Books Published: An American Naturalist's Haiku (Wonderland Press, 1964); Parnassus Flowers (Wonderland Press, 1965) [featured as Book of the Week in January 2015 and available in The Haiku Foundation's archive]; Where Waves Were (Wonderland Press, 1966);This Boundless Mist (Wonderland Press, 1968); Shadows (Wonderland Press, 1971); Young Leaves (Wonderland Press, 1974); High on the Wind (Wonderland Press, 1976) [Honorable Mention, Haiku Society of America Book Award]; Moonlight (Wonderland Press, 1979); The Journey North (Wonderland Press, 1984); The Spring Within (Wonderland Press, 1989); Seven Acres of Sky (Wonderland Press, 1997). These books are available from the author (for more information, contact him using the e-mail address above). In addition,Mainone's haiku, articles, and other work have been published in Arts and Artists (Detroit Institute of the Arts, 1965); Art Around Town (International Suiboku Society, Tokyo, 1968); Poet (India, 1972); Peninsula Poets (1974); Science and Children (1975); Haiku TranspIanted (Japan); The Communicator (1976); Subsistence Living (1978); The Jackpine Warbler (Michigan Audubon Society, 1978); Journal of Interpretation (Assoc. Interpretive Naturalists, 1979); Practices of the Wind (1979); Visions of the Wild (1980); Convergence (1980); Michigan Natural Resources (1982 and 1988); The Rise and Fall of Sparrows (1990); Michigan Natural Resources (1990 and 1992); A Haiku Path (Haiku Society of America, 1994); and Reeds: Contemporary Haiga (2004 and 2005). Biographical sketches appear (or have appeared) in Marquis Who's Who in the Midwest; International Who's Who in Poetry; National Register of Prominent Americans; The Writer's Directory; Dictionary of International Biography; Leaders in Outdoor Education; Contemporary Authors; Michigan Poets; International Academy of Poets; and Michigan Authors; and Haiku in English: The First Hundred Years (W.W. Norton & Company, Inc., (2013).
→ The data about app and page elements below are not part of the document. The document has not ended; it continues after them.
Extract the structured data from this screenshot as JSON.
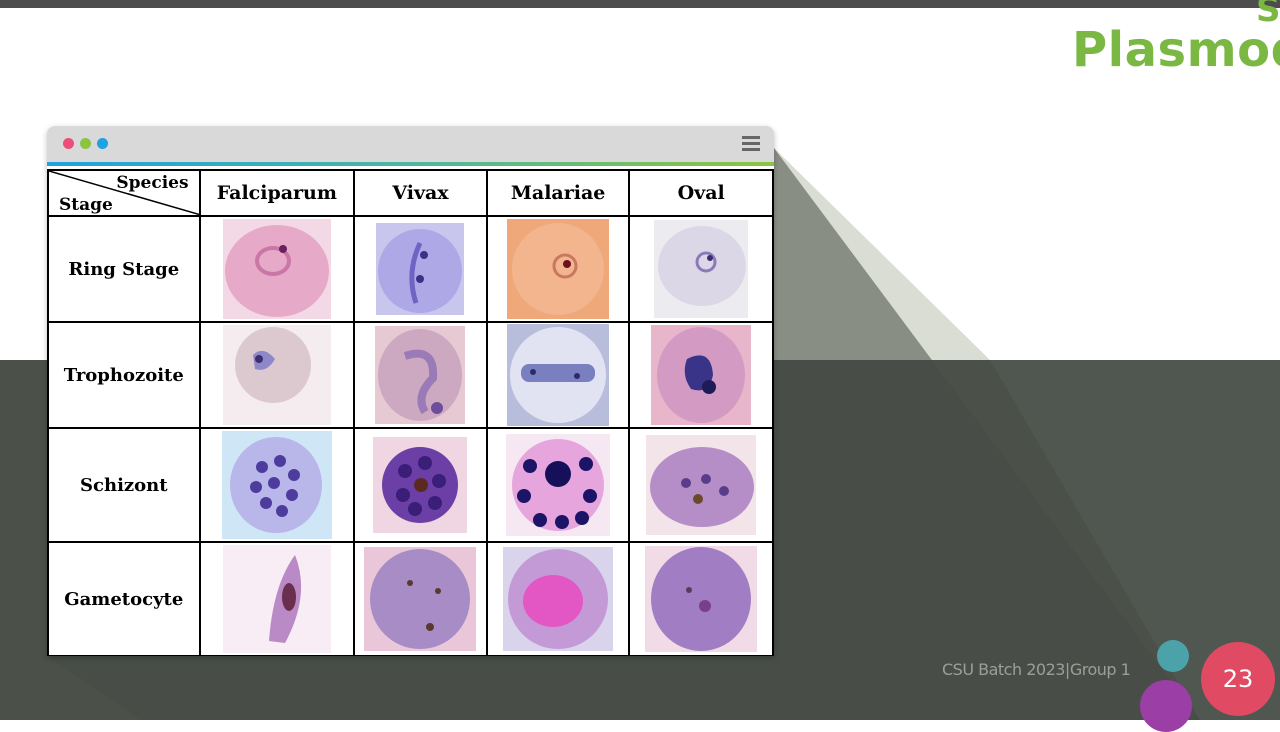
{
  "slide": {
    "title": "Plasmod",
    "title_fragment": "S",
    "footer": "CSU Batch 2023|Group 1",
    "page_number": "23"
  },
  "table": {
    "corner_species": "Species",
    "corner_stage": "Stage",
    "columns": [
      "Falciparum",
      "Vivax",
      "Malariae",
      "Oval"
    ],
    "rows": [
      {
        "stage": "Ring Stage"
      },
      {
        "stage": "Trophozoite"
      },
      {
        "stage": "Schizont"
      },
      {
        "stage": "Gametocyte"
      }
    ]
  },
  "colors": {
    "title": "#7ab743",
    "dark_band": "#4b5149",
    "accent_dot_red": "#e94f7a",
    "accent_dot_green": "#8cc43f",
    "accent_dot_blue": "#1ea2e0",
    "page_circle": "#e04a63",
    "teal_circle": "#4ba3a9",
    "purple_circle": "#9b3ea5"
  },
  "icons": {
    "window_menu": "hamburger-menu-icon"
  }
}
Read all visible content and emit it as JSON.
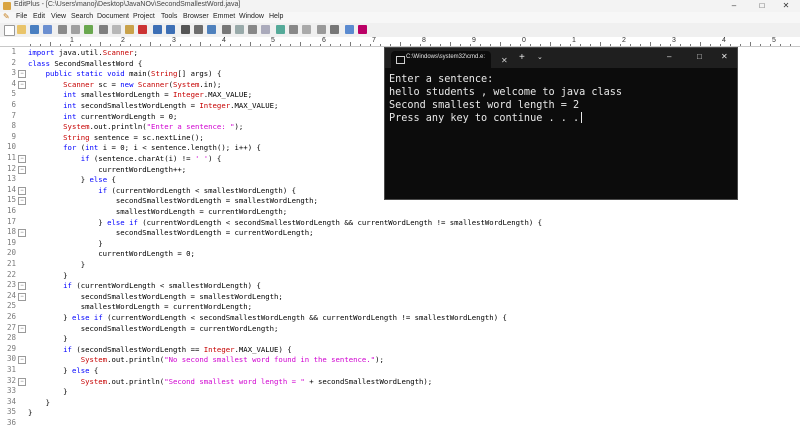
{
  "window": {
    "title": "EditPlus - [C:\\Users\\manoj\\Desktop\\JavaNOv\\SecondSmallestWord.java]",
    "minimize": "–",
    "maximize": "□",
    "close": "✕"
  },
  "menu": [
    "File",
    "Edit",
    "View",
    "Search",
    "Document",
    "Project",
    "Tools",
    "Browser",
    "Emmet",
    "Window",
    "Help"
  ],
  "ruler": [
    "1",
    "2",
    "3",
    "4",
    "5",
    "6",
    "7",
    "8",
    "9",
    "0",
    "1",
    "2",
    "3",
    "4",
    "5"
  ],
  "line_numbers": [
    "1",
    "2",
    "3",
    "4",
    "5",
    "6",
    "7",
    "8",
    "9",
    "10",
    "11",
    "12",
    "13",
    "14",
    "15",
    "16",
    "17",
    "18",
    "19",
    "20",
    "21",
    "22",
    "23",
    "24",
    "25",
    "26",
    "27",
    "28",
    "29",
    "30",
    "31",
    "32",
    "33",
    "34",
    "35",
    "36"
  ],
  "code": [
    "import java.util.Scanner;",
    "class SecondSmallestWord {",
    "    public static void main(String[] args) {",
    "        Scanner sc = new Scanner(System.in);",
    "        int smallestWordLength = Integer.MAX_VALUE;",
    "        int secondSmallestWordLength = Integer.MAX_VALUE;",
    "        int currentWordLength = 0;",
    "        System.out.println(\"Enter a sentence: \");",
    "        String sentence = sc.nextLine();",
    "        for (int i = 0; i < sentence.length(); i++) {",
    "            if (sentence.charAt(i) != ' ') {",
    "                currentWordLength++;",
    "            } else {",
    "                if (currentWordLength < smallestWordLength) {",
    "                    secondSmallestWordLength = smallestWordLength;",
    "                    smallestWordLength = currentWordLength;",
    "                } else if (currentWordLength < secondSmallestWordLength && currentWordLength != smallestWordLength) {",
    "                    secondSmallestWordLength = currentWordLength;",
    "                }",
    "                currentWordLength = 0;",
    "            }",
    "        }",
    "        if (currentWordLength < smallestWordLength) {",
    "            secondSmallestWordLength = smallestWordLength;",
    "            smallestWordLength = currentWordLength;",
    "        } else if (currentWordLength < secondSmallestWordLength && currentWordLength != smallestWordLength) {",
    "            secondSmallestWordLength = currentWordLength;",
    "        }",
    "        if (secondSmallestWordLength == Integer.MAX_VALUE) {",
    "            System.out.println(\"No second smallest word found in the sentence.\");",
    "        } else {",
    "            System.out.println(\"Second smallest word length = \" + secondSmallestWordLength);",
    "        }",
    "    }",
    "}",
    ""
  ],
  "syntax_colors": {
    "keyword": "#0000ff",
    "type": "#c60000",
    "string": "#d000d0",
    "plain": "#000000"
  },
  "console": {
    "tab_title": "C:\\Windows\\system32\\cmd.e:",
    "tab_close": "✕",
    "new_tab": "+",
    "dropdown": "⌄",
    "output": [
      "Enter a sentence:",
      "hello students , welcome to java class",
      "Second smallest word length = 2",
      "Press any key to continue . . ."
    ]
  }
}
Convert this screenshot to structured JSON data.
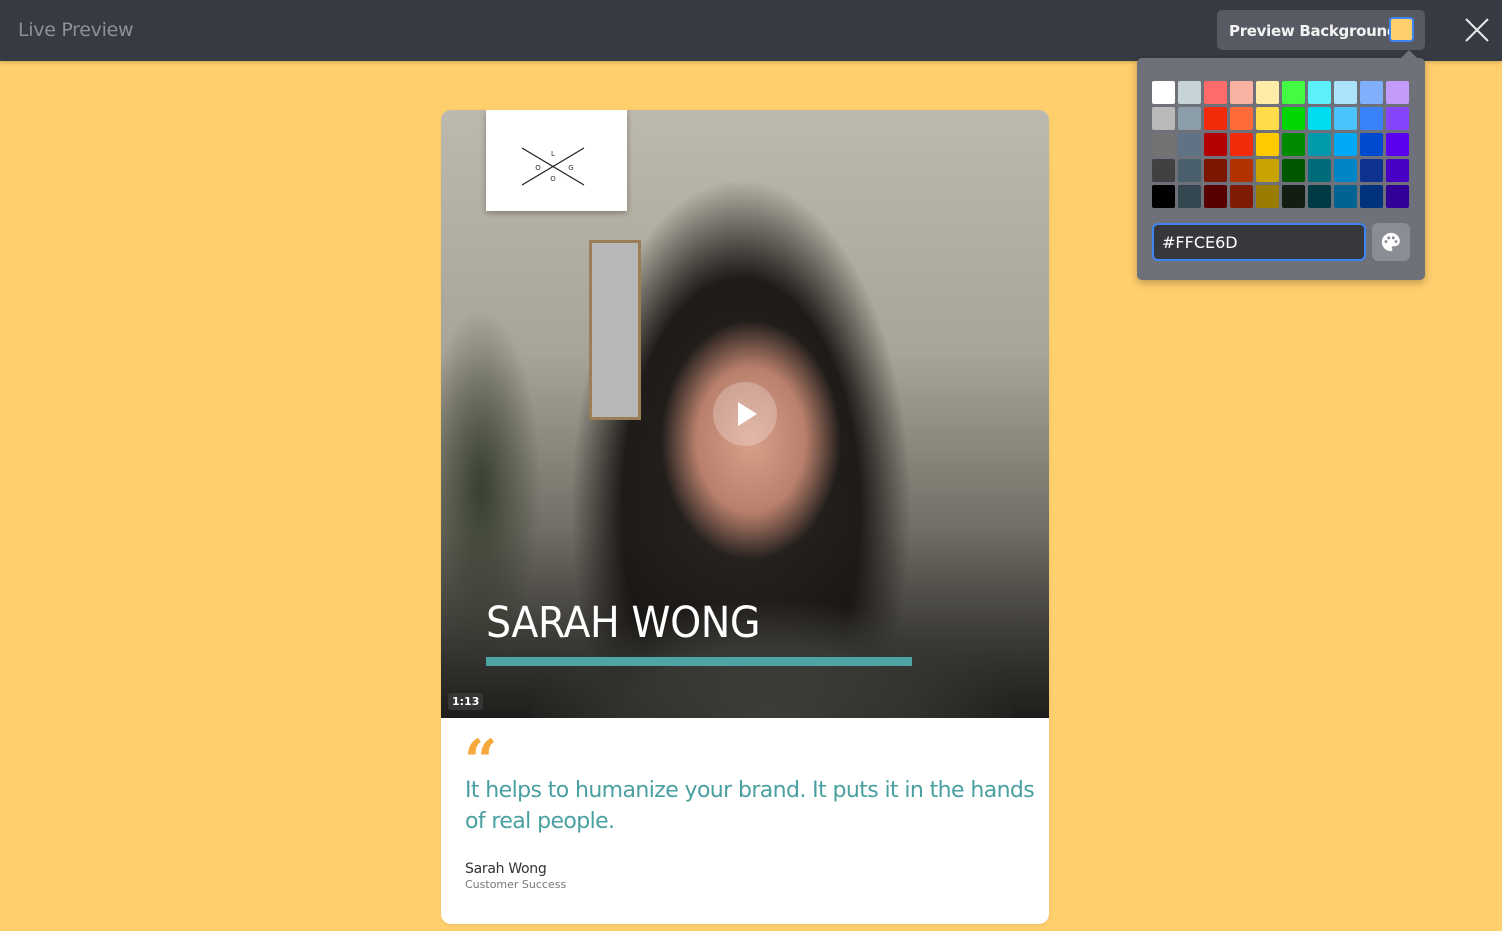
{
  "header": {
    "title": "Live Preview",
    "preview_background_label": "Preview Background",
    "preview_background_color": "#FFCE6D"
  },
  "color_picker": {
    "hex_value": "#FFCE6D",
    "swatches": [
      [
        "#FFFFFF",
        "#C6D3D9",
        "#FF6B6B",
        "#F9B1A2",
        "#FFECA6",
        "#42FB42",
        "#5CF0FB",
        "#ABE3FB",
        "#80B0FB",
        "#C39BFB"
      ],
      [
        "#B9B9B9",
        "#8B9DA8",
        "#F22B0B",
        "#FF6B38",
        "#FFDC4A",
        "#00D600",
        "#00DCEF",
        "#4AC4FB",
        "#3A82F9",
        "#8645FB"
      ],
      [
        "#737373",
        "#5F7385",
        "#B30000",
        "#F22B0B",
        "#FFCB00",
        "#008A00",
        "#009AAC",
        "#00A9F5",
        "#004AD0",
        "#5C00F0"
      ],
      [
        "#414141",
        "#4A5F6D",
        "#7D1600",
        "#B13200",
        "#C9A300",
        "#005700",
        "#006C79",
        "#0086C6",
        "#0D3290",
        "#4800C4"
      ],
      [
        "#000000",
        "#344650",
        "#560100",
        "#7F1A04",
        "#9A7D00",
        "#121E12",
        "#003A45",
        "#006392",
        "#00337C",
        "#330097"
      ]
    ],
    "palette_button_icon": "palette-icon"
  },
  "card": {
    "logo_letters": [
      "L",
      "O",
      "G",
      "O"
    ],
    "video_name": "SARAH WONG",
    "duration": "1:13",
    "name_bar_color": "#4EA5A5",
    "quote_mark": "“",
    "quote": " It helps to humanize your brand. It puts it in the hands of real people.",
    "author_name": "Sarah Wong",
    "author_role": "Customer Success"
  }
}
Credits: "old frog" - Harold G. Henderson Award (Haiku Society of America, 1977); "all around" - Museum of Haiku Literature Award, Frogpond XXIV:2 (2001); "fields of snow" - First Place, Harold G. Henderson Award (Haiku Society of America, 1980); "Tell me magic moth" - Parnassus Flowers (Wonderland Press, 1965); "my haplogroup" – Modern Haiku 40:3 (2009); "a sky full of stars" - Frogpond XXX:3 (2007); dust of summers: The Red Moon Anthology of English-language Haiku 2007 (Red Moon Press, 2008); "find me in the sounds" - Modern Haiku 41:2 (2010); "two crows" - Frogpond 33:2 (2010)' "of starlight, Ardi" - Modern Haiku 41:2 (2010); "Firefly garden" – Frogpond 20:2 (1997).